Not that I am against capitalism-- not by a longshot, I firmly believe capitalism is the best, most fair economic system-- so no, just because I am a Pagan don't think I am pinning this on "big business" or "capitalist corporations." Making money, making TV shows, fueling the economy is good. The problem is they are doing this under the guise that it is a "reality show" so people unfortunately believe what they see, even though it's been highly manipulated. This in particular is a reality show about a medical problem, and they are being deceptive, as if there were a "miracle cure" right under your nose and you, dear home viewer, are just missing it.
And then when people get inspired to eat a healthy diet and exercise and find they are not losing 5, 10 or 12 pounds a week, that they are chugging along at a steady 1 to 2 pounds, and when they hit those natural plateaus, they think there is something wrong with them.

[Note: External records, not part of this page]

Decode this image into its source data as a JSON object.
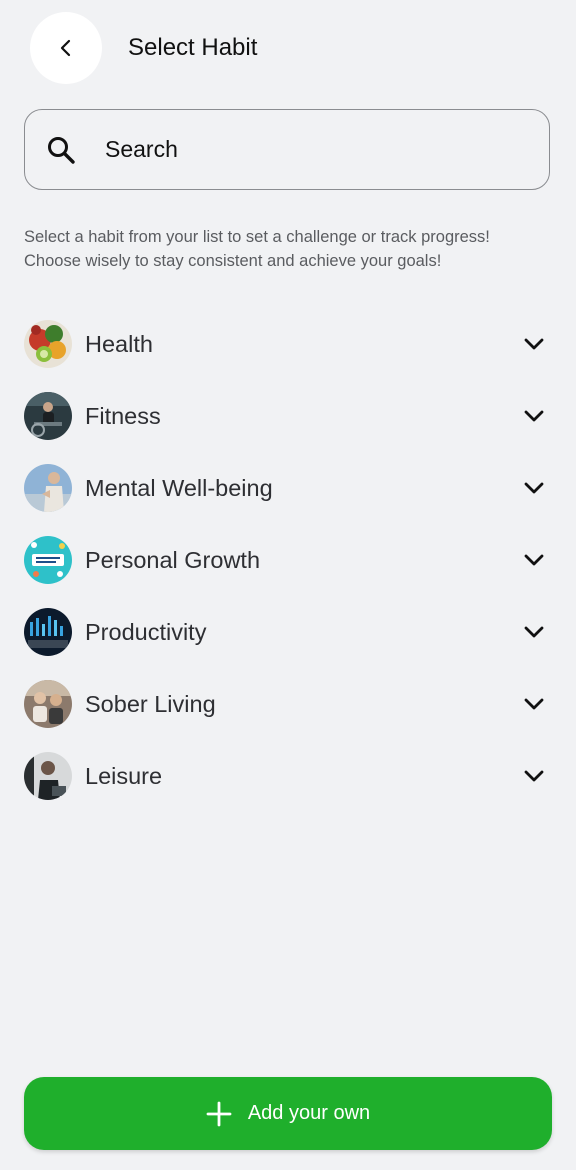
{
  "header": {
    "title": "Select Habit",
    "back_icon": "chevron-left-icon"
  },
  "search": {
    "placeholder": "Search",
    "value": "",
    "icon": "search-icon"
  },
  "description": {
    "line1": "Select a habit from your list to set a challenge or track progress!",
    "line2": "Choose wisely to stay consistent and achieve your goals!"
  },
  "categories": [
    {
      "label": "Health",
      "icon": "chevron-down-icon"
    },
    {
      "label": "Fitness",
      "icon": "chevron-down-icon"
    },
    {
      "label": "Mental Well-being",
      "icon": "chevron-down-icon"
    },
    {
      "label": "Personal Growth",
      "icon": "chevron-down-icon"
    },
    {
      "label": "Productivity",
      "icon": "chevron-down-icon"
    },
    {
      "label": "Sober Living",
      "icon": "chevron-down-icon"
    },
    {
      "label": "Leisure",
      "icon": "chevron-down-icon"
    }
  ],
  "footer": {
    "add_label": "Add your own",
    "add_icon": "plus-icon"
  },
  "colors": {
    "background": "#f1f2f4",
    "accent": "#1faf2c",
    "text": "#2e2f33"
  }
}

They think they are doing something wrong. Or they think it is too hard and give up.
Can you imagine if they did that with cancer patients? Get a bunch of patients whose ability to go into remission looks promising, giving them sea weed and other "healthy" diets, follow them to doctor appointments and yoga classes, then dress them up with a professional make up artist using lighting to make them look great once a week, and act like "Ohy, look how wonderful they are doing... and you can do it, too, if you really wanted to." Meanwhile behind the scenes they are getting aggressive rounds of chemotheraply and the "once a week" check-in is really every 2 months. Can you imagine viewers at home who have cancer, or live with loved ones with cancer, or who have lost people to cancer-- how would that make them feel that they didn't find such a "fast and easy" cure?

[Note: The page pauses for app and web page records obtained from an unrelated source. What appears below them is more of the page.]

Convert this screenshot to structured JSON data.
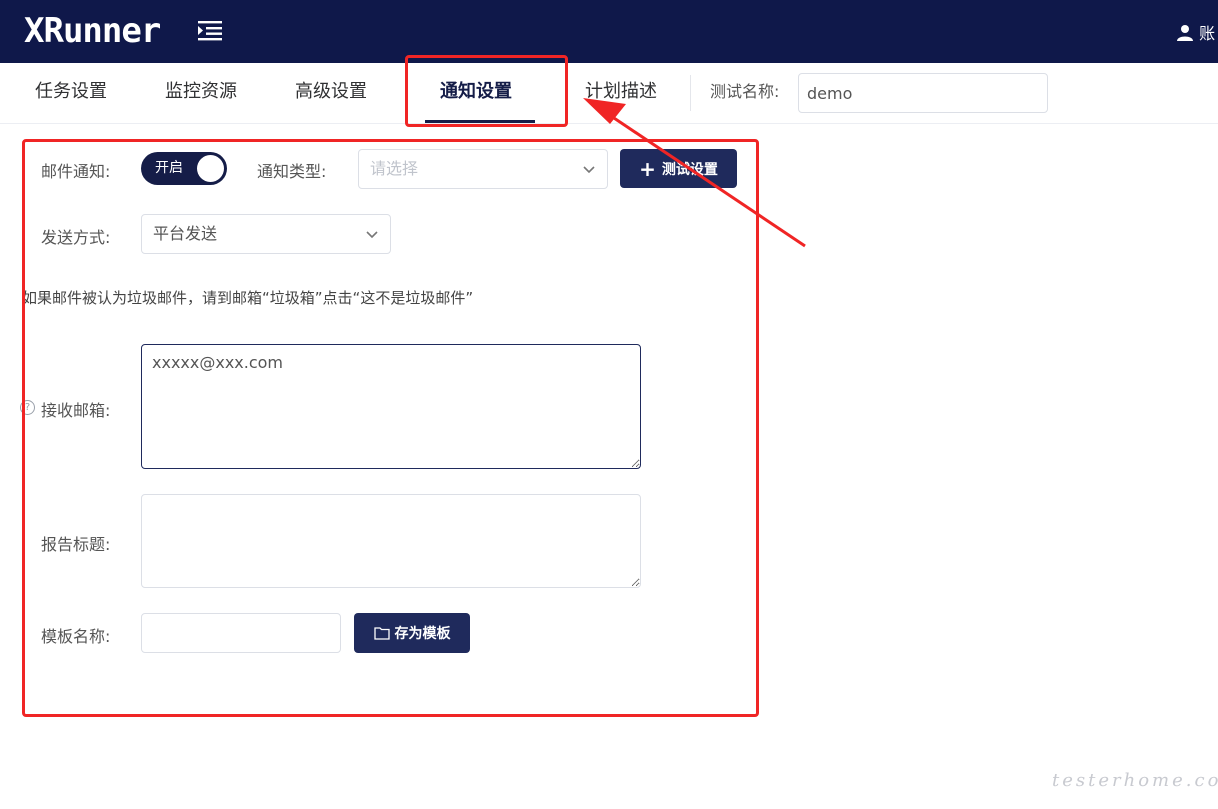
{
  "header": {
    "logo_text": "XRunner",
    "user_text": "账"
  },
  "tabs": [
    {
      "label": "任务设置"
    },
    {
      "label": "监控资源"
    },
    {
      "label": "高级设置"
    },
    {
      "label": "通知设置"
    },
    {
      "label": "计划描述"
    }
  ],
  "active_tab": "通知设置",
  "test_name": {
    "label": "测试名称:",
    "value": "demo"
  },
  "form": {
    "email_notify": {
      "label": "邮件通知:",
      "switch_text": "开启"
    },
    "notify_type": {
      "label": "通知类型:",
      "placeholder": "请选择"
    },
    "test_settings_button": "测试设置",
    "send_method": {
      "label": "发送方式:",
      "value": "平台发送"
    },
    "spam_hint": "如果邮件被认为垃圾邮件，请到邮箱“垃圾箱”点击“这不是垃圾邮件”",
    "receive_email": {
      "label": "接收邮箱:",
      "value": "xxxxx@xxx.com"
    },
    "report_title": {
      "label": "报告标题:",
      "value": ""
    },
    "template_name": {
      "label": "模板名称:",
      "value": ""
    },
    "save_template_button": "存为模板"
  },
  "watermark": "testerhome.com",
  "colors": {
    "navbar": "#0f184a",
    "primary": "#1f2a5c",
    "annotation": "#f02525"
  }
}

If you go visiting weight-loss forums, you often see posts like "how can I lose weight fast!" "Should I just eat an apple a day and drink water and get on the treadmill for 6 hours so I can drop 60 pounds in 30 days?" or "Why aren't I losing weight? I only eat 500 calories a day and I do cardio aerobics an hour a day and for some reason I am only losing a pound or two a week! What's wrong?"
People don't read, people don't study up on fitness and nutrition, most people don't have a clue about their bodies or what a normal sized portion is or what's a balanced diet or how much they should intake every day in calories... but they see the "Biggest Loser" and they want to know why they can't do it.
And the reason is that it's not just "TV magic"-- it is a complete illusion. False. A lie delivering false hope and impossible promises to desperate people in a society with a screwed-up notion of body image, instant gratification and finding miracle cures.
This is the kind of mentality that not only is keeping America fat, but making it get worse with each passing decades. Frankly, I don't have cable, I have seen about 1/2 an episode of the Biggest Loser and about 2 episodes of Celebrity Fit Club when visiting my mother, and since I have educated myself a bit on the topic I could see that it was a complete load of bunk. But I really shudder to think of the eating disorders of the next generation of kids and teens growing up with these "reality" shows... the depression, the low-self image, self-loathing for not being able to do it so fast and easily, the amount of people who may pure give up, or the amount of people who will try, fail, try, fail, try, fail, and each time put on those extra 10 or 20 "bonus" pounds your body seems to gain after a failed diet.
Why is it the FDA can restrict the use of a natural sweeting herb like stevia, but not the blatant glorification of false information via the most influential medium in our society?